There are inevitably some issues of cultural bias in happiness metrics; some countries’ cultures are more prone to declarations of pessimism – for instance, France – compared with some Anglo-Saxon cultures, such as the UK and US). Indeed, some research has shown that in wellbeing polls French natives tend to depress reports of their happiness by between one-eighth and one-quarter of a scale point, on a 0-10 scale, compared with immigrants to France from a wide range of countries. However, some clear messages are already emerging from wellbeing data.
One is that being poor is no fun. Smith notes that less developed countries such as Togo tend to have life evaluation assessments of between 3.5 and 4, while richer countries such as Norway and Denmark tend to be in the 7 to 8 range. But the more detailed metrics are yielding important (and more surprising) data, too. The US and Colombia have similar life evaluation assessments, for instance. This has surprised Americans and prompted questioning of how Colombians can be happy in a drug-exporting country with a terrible crime problem and a decades-long civil war. Yet data showed high Colombian scores on family support and social life, which outweighed the security difficulties.
To really underscore the potential importance of this information, wellbeing assessments undertaken in Tunisia, Algeria and Egypt showed a steep fall in happiness from 2008-9, even though for the previous decade regular improvements in GDP, life expectancy and education were logged. The wellbeing assessments were insufficiently detailed to pinpoint what the problem was, but ‘the data predicts the Arab spring’, says Smith. What might a sensible government in the region have done if it had been more aware of this data? Could revolutions, that took many by surprise, have been headed off?
Which brings us back to Bhutan. It has developed its own precise metrics for a Gross National Happiness index since fully democratic government was achieved in 2008 and it is now applied to a wide range of government policies. As with the OECD, assessments include psychological wellbeing; health; time use; education; cultural diversity and resilience; good governance; community vitality; ecological diversity and resilience; and living standards.

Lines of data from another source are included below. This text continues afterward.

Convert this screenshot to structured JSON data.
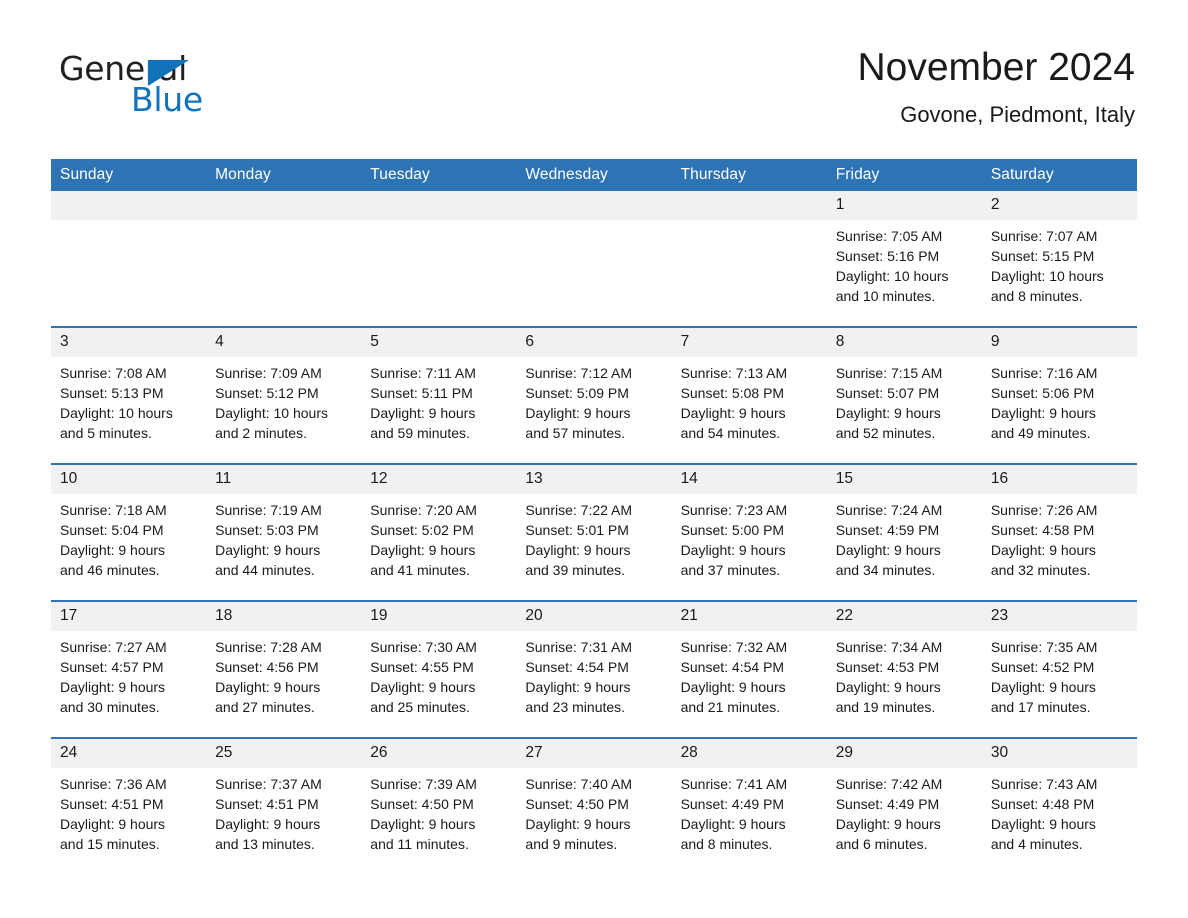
{
  "logo": {
    "part1": "General",
    "part2": "Blue",
    "triangle_color": "#1173ba"
  },
  "header": {
    "month_title": "November 2024",
    "location": "Govone, Piedmont, Italy"
  },
  "theme": {
    "header_blue": "#2e74b5",
    "daynum_band": "#f1f1f1",
    "text": "#1a1a1a",
    "page_background": "#ffffff"
  },
  "weekday_headers": [
    "Sunday",
    "Monday",
    "Tuesday",
    "Wednesday",
    "Thursday",
    "Friday",
    "Saturday"
  ],
  "labels": {
    "sunrise_prefix": "Sunrise:",
    "sunset_prefix": "Sunset:",
    "daylight_prefix": "Daylight:"
  },
  "weeks": [
    [
      {
        "empty": true
      },
      {
        "empty": true
      },
      {
        "empty": true
      },
      {
        "empty": true
      },
      {
        "empty": true
      },
      {
        "day": "1",
        "sunrise": "Sunrise: 7:05 AM",
        "sunset": "Sunset: 5:16 PM",
        "daylight1": "Daylight: 10 hours",
        "daylight2": "and 10 minutes."
      },
      {
        "day": "2",
        "sunrise": "Sunrise: 7:07 AM",
        "sunset": "Sunset: 5:15 PM",
        "daylight1": "Daylight: 10 hours",
        "daylight2": "and 8 minutes."
      }
    ],
    [
      {
        "day": "3",
        "sunrise": "Sunrise: 7:08 AM",
        "sunset": "Sunset: 5:13 PM",
        "daylight1": "Daylight: 10 hours",
        "daylight2": "and 5 minutes."
      },
      {
        "day": "4",
        "sunrise": "Sunrise: 7:09 AM",
        "sunset": "Sunset: 5:12 PM",
        "daylight1": "Daylight: 10 hours",
        "daylight2": "and 2 minutes."
      },
      {
        "day": "5",
        "sunrise": "Sunrise: 7:11 AM",
        "sunset": "Sunset: 5:11 PM",
        "daylight1": "Daylight: 9 hours",
        "daylight2": "and 59 minutes."
      },
      {
        "day": "6",
        "sunrise": "Sunrise: 7:12 AM",
        "sunset": "Sunset: 5:09 PM",
        "daylight1": "Daylight: 9 hours",
        "daylight2": "and 57 minutes."
      },
      {
        "day": "7",
        "sunrise": "Sunrise: 7:13 AM",
        "sunset": "Sunset: 5:08 PM",
        "daylight1": "Daylight: 9 hours",
        "daylight2": "and 54 minutes."
      },
      {
        "day": "8",
        "sunrise": "Sunrise: 7:15 AM",
        "sunset": "Sunset: 5:07 PM",
        "daylight1": "Daylight: 9 hours",
        "daylight2": "and 52 minutes."
      },
      {
        "day": "9",
        "sunrise": "Sunrise: 7:16 AM",
        "sunset": "Sunset: 5:06 PM",
        "daylight1": "Daylight: 9 hours",
        "daylight2": "and 49 minutes."
      }
    ],
    [
      {
        "day": "10",
        "sunrise": "Sunrise: 7:18 AM",
        "sunset": "Sunset: 5:04 PM",
        "daylight1": "Daylight: 9 hours",
        "daylight2": "and 46 minutes."
      },
      {
        "day": "11",
        "sunrise": "Sunrise: 7:19 AM",
        "sunset": "Sunset: 5:03 PM",
        "daylight1": "Daylight: 9 hours",
        "daylight2": "and 44 minutes."
      },
      {
        "day": "12",
        "sunrise": "Sunrise: 7:20 AM",
        "sunset": "Sunset: 5:02 PM",
        "daylight1": "Daylight: 9 hours",
        "daylight2": "and 41 minutes."
      },
      {
        "day": "13",
        "sunrise": "Sunrise: 7:22 AM",
        "sunset": "Sunset: 5:01 PM",
        "daylight1": "Daylight: 9 hours",
        "daylight2": "and 39 minutes."
      },
      {
        "day": "14",
        "sunrise": "Sunrise: 7:23 AM",
        "sunset": "Sunset: 5:00 PM",
        "daylight1": "Daylight: 9 hours",
        "daylight2": "and 37 minutes."
      },
      {
        "day": "15",
        "sunrise": "Sunrise: 7:24 AM",
        "sunset": "Sunset: 4:59 PM",
        "daylight1": "Daylight: 9 hours",
        "daylight2": "and 34 minutes."
      },
      {
        "day": "16",
        "sunrise": "Sunrise: 7:26 AM",
        "sunset": "Sunset: 4:58 PM",
        "daylight1": "Daylight: 9 hours",
        "daylight2": "and 32 minutes."
      }
    ],
    [
      {
        "day": "17",
        "sunrise": "Sunrise: 7:27 AM",
        "sunset": "Sunset: 4:57 PM",
        "daylight1": "Daylight: 9 hours",
        "daylight2": "and 30 minutes."
      },
      {
        "day": "18",
        "sunrise": "Sunrise: 7:28 AM",
        "sunset": "Sunset: 4:56 PM",
        "daylight1": "Daylight: 9 hours",
        "daylight2": "and 27 minutes."
      },
      {
        "day": "19",
        "sunrise": "Sunrise: 7:30 AM",
        "sunset": "Sunset: 4:55 PM",
        "daylight1": "Daylight: 9 hours",
        "daylight2": "and 25 minutes."
      },
      {
        "day": "20",
        "sunrise": "Sunrise: 7:31 AM",
        "sunset": "Sunset: 4:54 PM",
        "daylight1": "Daylight: 9 hours",
        "daylight2": "and 23 minutes."
      },
      {
        "day": "21",
        "sunrise": "Sunrise: 7:32 AM",
        "sunset": "Sunset: 4:54 PM",
        "daylight1": "Daylight: 9 hours",
        "daylight2": "and 21 minutes."
      },
      {
        "day": "22",
        "sunrise": "Sunrise: 7:34 AM",
        "sunset": "Sunset: 4:53 PM",
        "daylight1": "Daylight: 9 hours",
        "daylight2": "and 19 minutes."
      },
      {
        "day": "23",
        "sunrise": "Sunrise: 7:35 AM",
        "sunset": "Sunset: 4:52 PM",
        "daylight1": "Daylight: 9 hours",
        "daylight2": "and 17 minutes."
      }
    ],
    [
      {
        "day": "24",
        "sunrise": "Sunrise: 7:36 AM",
        "sunset": "Sunset: 4:51 PM",
        "daylight1": "Daylight: 9 hours",
        "daylight2": "and 15 minutes."
      },
      {
        "day": "25",
        "sunrise": "Sunrise: 7:37 AM",
        "sunset": "Sunset: 4:51 PM",
        "daylight1": "Daylight: 9 hours",
        "daylight2": "and 13 minutes."
      },
      {
        "day": "26",
        "sunrise": "Sunrise: 7:39 AM",
        "sunset": "Sunset: 4:50 PM",
        "daylight1": "Daylight: 9 hours",
        "daylight2": "and 11 minutes."
      },
      {
        "day": "27",
        "sunrise": "Sunrise: 7:40 AM",
        "sunset": "Sunset: 4:50 PM",
        "daylight1": "Daylight: 9 hours",
        "daylight2": "and 9 minutes."
      },
      {
        "day": "28",
        "sunrise": "Sunrise: 7:41 AM",
        "sunset": "Sunset: 4:49 PM",
        "daylight1": "Daylight: 9 hours",
        "daylight2": "and 8 minutes."
      },
      {
        "day": "29",
        "sunrise": "Sunrise: 7:42 AM",
        "sunset": "Sunset: 4:49 PM",
        "daylight1": "Daylight: 9 hours",
        "daylight2": "and 6 minutes."
      },
      {
        "day": "30",
        "sunrise": "Sunrise: 7:43 AM",
        "sunset": "Sunset: 4:48 PM",
        "daylight1": "Daylight: 9 hours",
        "daylight2": "and 4 minutes."
      }
    ]
  ]
}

However, Bhutan – which had a per capita GDP of just US$2,284 in 2012 – has yet to dovetail its systems with the OECD, which will make it hard for the time being to check whether the home of gross national happiness is up there with Scandinavians (Sweden has a per capita GDP of US$57,948) in terms of national cheeriness. If it is, we might all learn something.
Keith Nuthall, journalist.
FOR MORE INFORMATION:
‘In pursuit of happiness’, Accountancy Futures, Edition 06 www.accaglobal.com/ab1
OECD Guidelines on Measuring Subjective Well-being http://tinyurl.com/oecdwell
This article first appeared in Accounting and Business, the monthly magazine for ACCA members.
By: Tina Narsian